I thought there was no E# B#?

I am looking at a chord book and it lists the key of
"F#" having a E#o Chord and the key of C# having a E#m Chord
and a B#o Chord???

I cannot find chord diagrams for any of these chords...

What gives???????
#2
There are those notes. It's a misconception to say there isn't.

F# has six sharps(F C G D A E) and C# has 7 sharps. (F C G D A E B)


E# and B# are enharmonic notes for F and C respectively and you shouldn't be alarmed if you see them often in sheet music.
Last edited by confusius at Jun 27, 2008,
#4
Each letter is represented once in a diatonic scale (can be flat, natural, or sharp) & none are repeated, and to keep this convention in tact, you'll get E# & B# when dealing with the scales you've shown.

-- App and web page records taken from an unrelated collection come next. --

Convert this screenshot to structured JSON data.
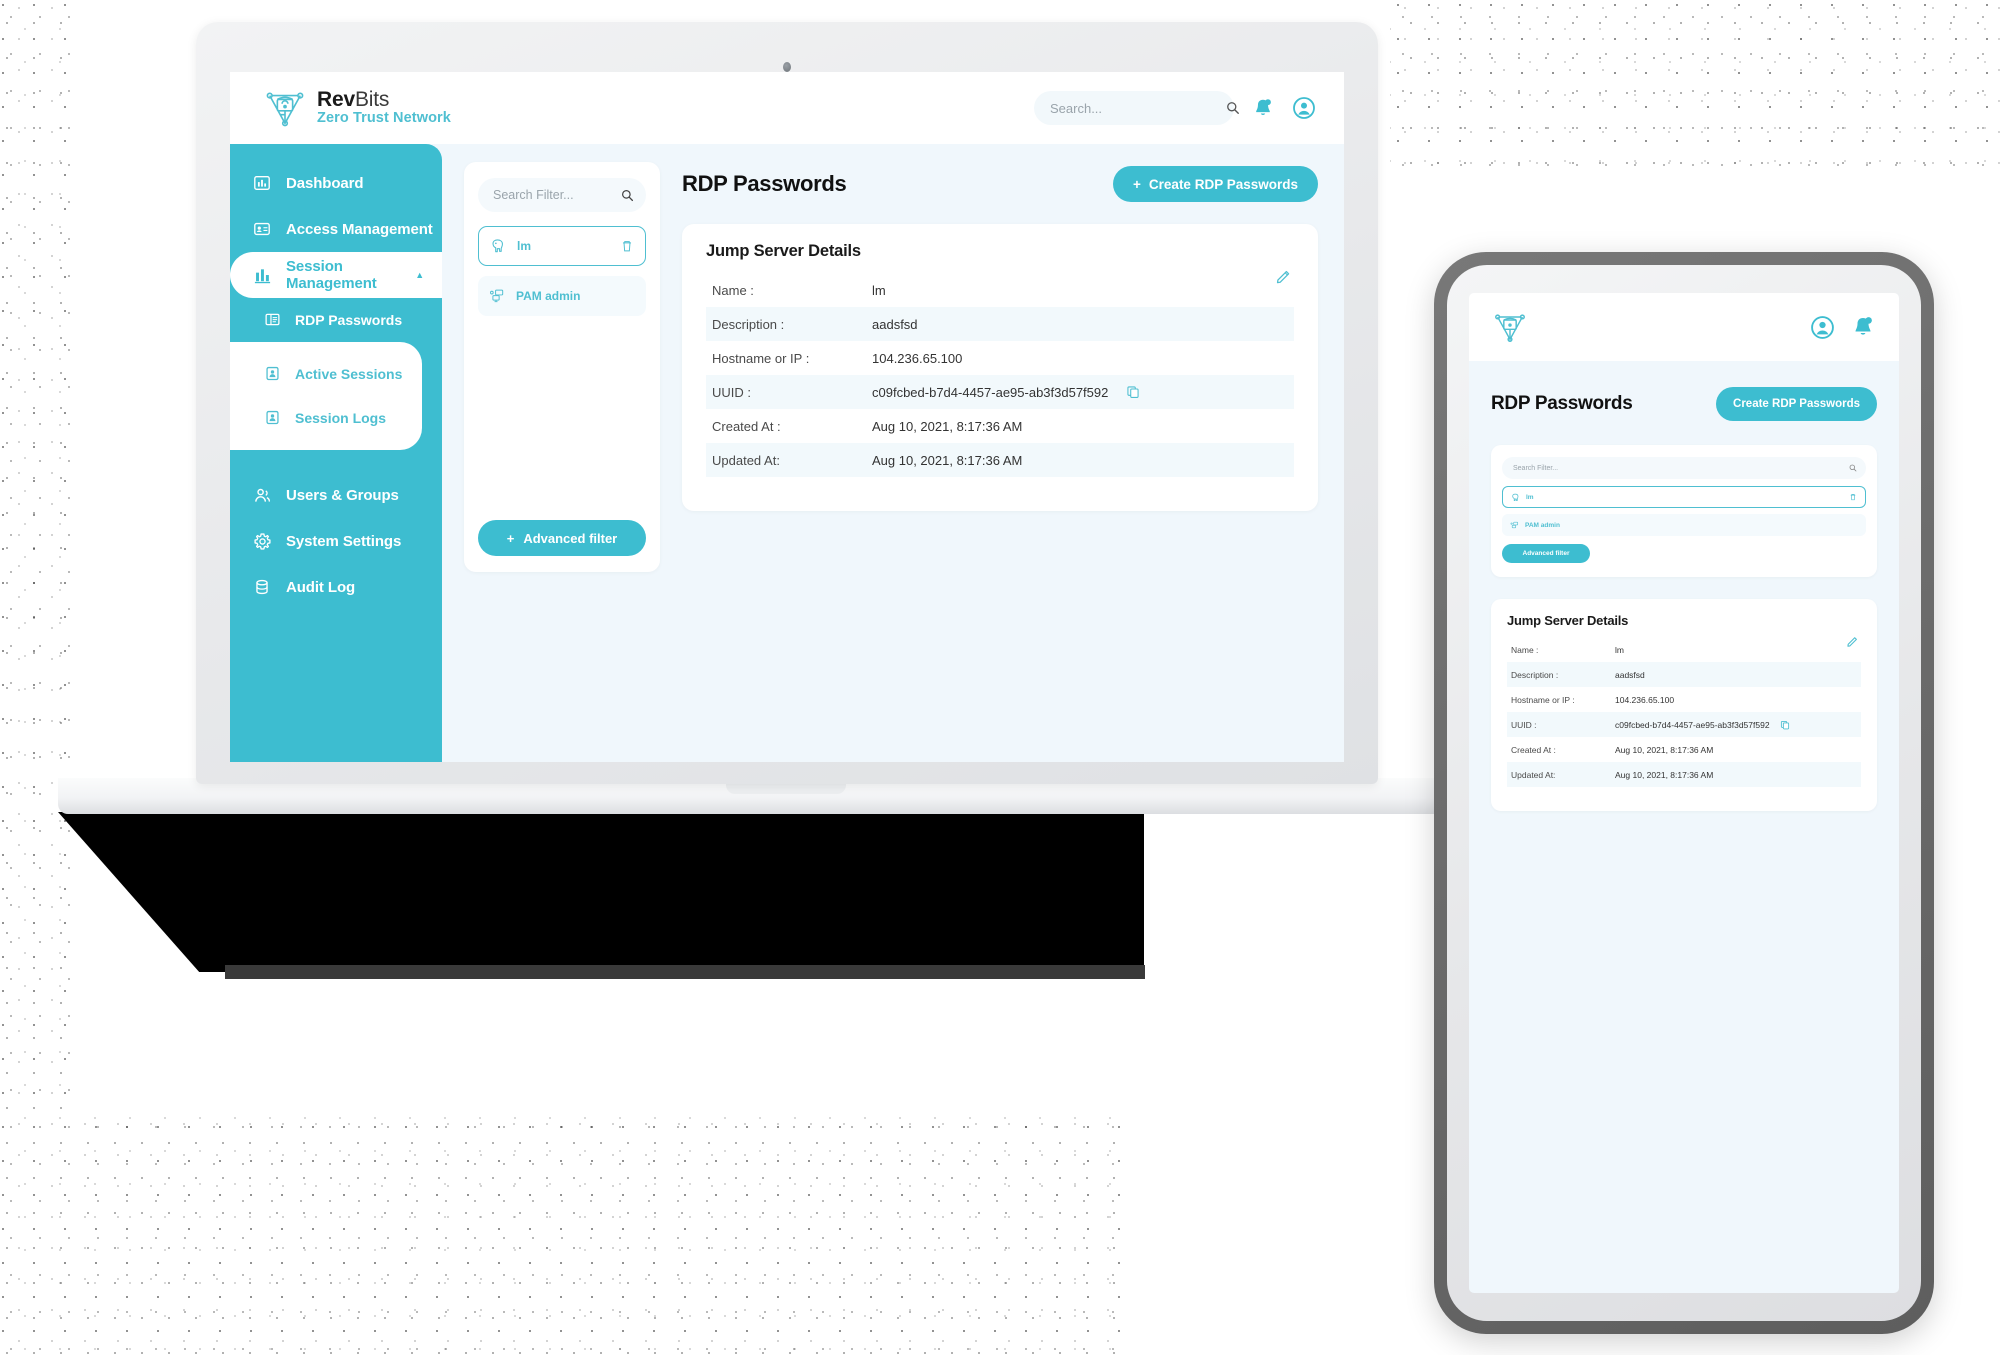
{
  "brand": {
    "name_bold": "Rev",
    "name_light": "Bits",
    "tagline": "Zero Trust Network"
  },
  "topbar": {
    "search_placeholder": "Search...",
    "search_value": "",
    "notifications_icon": "bell-icon",
    "account_icon": "user-circle-icon"
  },
  "sidebar": {
    "items": [
      {
        "label": "Dashboard",
        "icon": "chart-bar-icon",
        "active": false
      },
      {
        "label": "Access Management",
        "icon": "id-card-icon",
        "active": false
      },
      {
        "label": "Session Management",
        "icon": "bar-chart-icon",
        "active": true,
        "expanded": true
      },
      {
        "label": "Users & Groups",
        "icon": "users-icon",
        "active": false
      },
      {
        "label": "System Settings",
        "icon": "gear-icon",
        "active": false
      },
      {
        "label": "Audit Log",
        "icon": "database-icon",
        "active": false
      }
    ],
    "subitems_teal": [
      {
        "label": "RDP Passwords",
        "icon": "window-panes-icon"
      }
    ],
    "subitems_white": [
      {
        "label": "Active Sessions",
        "icon": "user-badge-icon"
      },
      {
        "label": "Session Logs",
        "icon": "user-badge-icon"
      }
    ]
  },
  "filter_panel": {
    "search_placeholder": "Search Filter...",
    "search_value": "",
    "items": [
      {
        "label": "lm",
        "icon": "elephant-db-icon",
        "selected": true,
        "has_delete": true
      },
      {
        "label": "PAM admin",
        "icon": "network-nodes-icon",
        "selected": false,
        "has_delete": false
      }
    ],
    "advanced_filter_label": "Advanced filter",
    "advanced_filter_plus": "+"
  },
  "main": {
    "page_title": "RDP Passwords",
    "create_button_label": "Create RDP Passwords",
    "create_button_plus": "+"
  },
  "detail_card": {
    "title": "Jump Server Details",
    "edit_icon": "pencil-icon",
    "copy_icon": "copy-icon",
    "rows": [
      {
        "label": "Name :",
        "value": "lm",
        "copyable": false
      },
      {
        "label": "Description :",
        "value": "aadsfsd",
        "copyable": false
      },
      {
        "label": "Hostname or IP :",
        "value": "104.236.65.100",
        "copyable": false
      },
      {
        "label": "UUID :",
        "value": "c09fcbed-b7d4-4457-ae95-ab3f3d57f592",
        "copyable": true
      },
      {
        "label": "Created At :",
        "value": "Aug 10, 2021, 8:17:36 AM",
        "copyable": false
      },
      {
        "label": "Updated At:",
        "value": "Aug 10, 2021, 8:17:36 AM",
        "copyable": false
      }
    ]
  },
  "tablet": {
    "page_title": "RDP Passwords",
    "create_button_label": "Create RDP Passwords",
    "search_placeholder": "Search Filter...",
    "items": [
      {
        "label": "lm",
        "selected": true
      },
      {
        "label": "PAM admin",
        "selected": false
      }
    ],
    "advanced_filter_label": "Advanced filter",
    "detail_title": "Jump Server Details",
    "rows": [
      {
        "label": "Name :",
        "value": "lm",
        "copyable": false
      },
      {
        "label": "Description :",
        "value": "aadsfsd",
        "copyable": false
      },
      {
        "label": "Hostname or IP :",
        "value": "104.236.65.100",
        "copyable": false
      },
      {
        "label": "UUID :",
        "value": "c09fcbed-b7d4-4457-ae95-ab3f3d57f592",
        "copyable": true
      },
      {
        "label": "Created At :",
        "value": "Aug 10, 2021, 8:17:36 AM",
        "copyable": false
      },
      {
        "label": "Updated At:",
        "value": "Aug 10, 2021, 8:17:36 AM",
        "copyable": false
      }
    ]
  },
  "colors": {
    "teal": "#3DBDD0",
    "teal_light": "#4FBFD1",
    "page_bg": "#F0F7FC",
    "card_bg": "#FFFFFF",
    "row_alt": "#F2F9FC"
  }
}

So in a F# major scale, the leading tone is called E# so every note appears once, rather than having F as the leading tone which would make the scale have two different F's in it.
You would play an E#m chord the same exact way you would a Fm chord, the name just varies depending on the context in which it is used.
#5
Quote by newguitars08
so if I am learning all the chords in these two keys should
I call the E# and B#'s F and C?


nope

they are the "same notes", but shouldn't be labeled that way as it would not be consistant with the system.

In a diatonic scale you will have 7 individual notes each represented by a different letter.

If you follow the formula of the Major scale from F# you get...

F# G# A# B C#D# E#


Quote by Stash Jam
Each letter is represented once in a diatonic scale (can be flat, natural, or sharp) & none are repeated, and to keep this convention in tact, you'll get E# & B# when dealing with the scales you've shown.

So in a F# major scale, the leading tone is called E# so every note appears once, rather than having F as the leading tone which would make the scale have two different F's in it.
You would play an E#m chord the same exact way you would a Fm chord, the name just varies depending on the context in which it is used.


^ well said. I didnt realize you beat me to it.
shred is gaudy music
#8
Quote by confusius
There are those notes. It's a misconception to say there isn't.

F# has six sharps(F C G D A E) and C# has 7 sharps. (F C G R A E B)

Didn't know there was an R#...
Just kidding, I know it's a typo.
Great info here
You may say I'm a dreamer, but I'm not
#9
Quote by party_on_wayne
Didn't know there was an R#...
Just kidding, I know it's a typo.
Great info here


I actually read that post, noticed that there was an R, and for some reason I thought nothing of it. I mist be really tired.
#11
Spanish = Solfege?
“Science cannot solve the ultimate mystery of nature. And that is because, in the last analysis, we ourselves are part of nature and therefore part of the mystery that we are trying to solve.”


-Max Planck

☮∞☯♥
#12
Pretty much, but it's not done in the way that you assign Do to any relative pitch. Whilst it can be the correct thing that Do = C. So from there, Do (C) Re (D) Mi(E) Fa(F) Sol(G) La(A) Si(B) Do(C)